Amin Taha Architects + GROUPWORK have renovated a 1950s house in London’s Bayswater area, cleverly restoring travertine and cherry panelling using American cherry.
The house is in Caroline Place, a quiet enclave of late 1950s terraces north of Hyde Park and Kensington Gardens. Built with a modern Northern European sensibility of sharp brick lines and crisp mortar joints layered with softer timber detailing, the interior layouts remained firmly rooted in an earlier English Edwardian tradition.
“We were thrilled to be using cherry in this project as it is a much underused wood,” says Amin Taha. “It’s the perfect material for interior projects because it’s smooth, warm and very easy to finish as a luxurious surface.”
The house had a separation of served and servant areas of maids’ rooms, sculleries, coalhouses with a working rear yard. Servants occupied the ground level with owners set out above, across larger, light-filled rooms. In the immediate post-war period Bayswater had begun to lose its lustre to that class, so much so that within a decade of being built, its new, younger inhabitants found these social conventions to be out of step with their aspirations.
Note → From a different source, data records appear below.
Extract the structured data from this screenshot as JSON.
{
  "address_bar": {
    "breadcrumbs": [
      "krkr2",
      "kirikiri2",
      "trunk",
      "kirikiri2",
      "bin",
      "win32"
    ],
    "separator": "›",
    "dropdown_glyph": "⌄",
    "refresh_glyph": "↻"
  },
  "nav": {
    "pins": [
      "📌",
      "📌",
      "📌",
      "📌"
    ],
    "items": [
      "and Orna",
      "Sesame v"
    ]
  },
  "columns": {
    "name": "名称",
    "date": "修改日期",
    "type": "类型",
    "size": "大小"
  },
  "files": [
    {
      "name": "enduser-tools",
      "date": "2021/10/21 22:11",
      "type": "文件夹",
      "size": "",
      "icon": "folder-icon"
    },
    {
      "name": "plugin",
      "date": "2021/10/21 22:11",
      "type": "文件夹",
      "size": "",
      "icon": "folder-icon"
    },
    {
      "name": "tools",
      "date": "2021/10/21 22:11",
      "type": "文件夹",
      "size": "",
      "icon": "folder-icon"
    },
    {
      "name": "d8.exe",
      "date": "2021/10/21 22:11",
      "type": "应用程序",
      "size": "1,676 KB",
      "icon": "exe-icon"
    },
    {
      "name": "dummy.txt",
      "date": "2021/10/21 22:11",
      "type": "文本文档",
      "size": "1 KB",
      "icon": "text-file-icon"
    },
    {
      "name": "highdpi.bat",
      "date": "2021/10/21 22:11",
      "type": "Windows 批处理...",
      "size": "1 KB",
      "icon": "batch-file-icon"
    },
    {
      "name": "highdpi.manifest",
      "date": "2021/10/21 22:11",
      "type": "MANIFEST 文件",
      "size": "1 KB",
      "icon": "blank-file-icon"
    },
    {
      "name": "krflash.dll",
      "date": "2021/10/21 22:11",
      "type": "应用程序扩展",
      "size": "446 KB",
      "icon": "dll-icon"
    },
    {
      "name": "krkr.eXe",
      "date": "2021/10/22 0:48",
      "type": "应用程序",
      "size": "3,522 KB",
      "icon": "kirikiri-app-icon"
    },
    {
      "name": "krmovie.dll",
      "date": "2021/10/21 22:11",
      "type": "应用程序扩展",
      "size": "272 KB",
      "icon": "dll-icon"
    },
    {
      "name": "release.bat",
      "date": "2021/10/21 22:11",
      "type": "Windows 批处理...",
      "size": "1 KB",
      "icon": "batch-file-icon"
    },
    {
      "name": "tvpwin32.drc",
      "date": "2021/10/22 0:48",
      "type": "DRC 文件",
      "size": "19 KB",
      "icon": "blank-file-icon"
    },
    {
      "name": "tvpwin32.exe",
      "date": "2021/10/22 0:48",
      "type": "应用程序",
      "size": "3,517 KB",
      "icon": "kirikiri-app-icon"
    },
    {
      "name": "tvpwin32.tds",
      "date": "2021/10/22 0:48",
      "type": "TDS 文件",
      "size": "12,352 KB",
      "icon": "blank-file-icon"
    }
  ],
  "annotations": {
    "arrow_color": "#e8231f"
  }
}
The house was remodelled and cleared out the interior sub-dividing walls and, where possible, the exterior, replacing these with what was felt appropriate at the time.
Four decades on, the new occupiers, a family of five, retain the aspiration for open-plan living with a desire for tactile material finishes and inevitably to different tastes.
A load bearing cantilevered travertine staircase rises from the basement floor with its underside left as ‘quarry found’ while spiralling and rising to the skylight above. Together these strategies helped structure and define the new occupants’ preferred way of living, leaving enough flexibility for them to grow, change and delight in its details, which is perhaps the longer legacy of the restoration.
Early works revealed remains of original travertine flooring, densely plastered walls behind the 1970s pine boarding and one room lined with dark American cherry timber panelling.
The architects use cherry timber panelled cabinetry to spatially define the areas between rooms.
The first floor can be occupied wholly as a single reception room with a corner study area. Two adjacent full height bookcases can fold out and slide doors to firstly enclose the room then sub-divided it from the study. One of the bookcases, when pivoted, can fold out a guest bed to change the study to a bedroom.
Cabinetry elements are for these purposes all full height with shadow gaps and rebated lighting details to emphasise them as standalone and detached servants. Their purpose and scale are further expanded to provide utility in the form of bathrooms, walk-in wardrobes, and laundry rooms. As they are present with access and knowledge to all areas of the house their discretion is kept within rooms and passages behind secret doors and bookcases.
Acccording to David Venables, European Director at AHEC, “American cherry is one of the world’s fastest growing temperate hardwoods, yet it is still being vastly underutilised. Caroline Place is a superb example of how this sustainable species’ rich reddish-brown colour can add a layer or warmth and sophistication to a project.”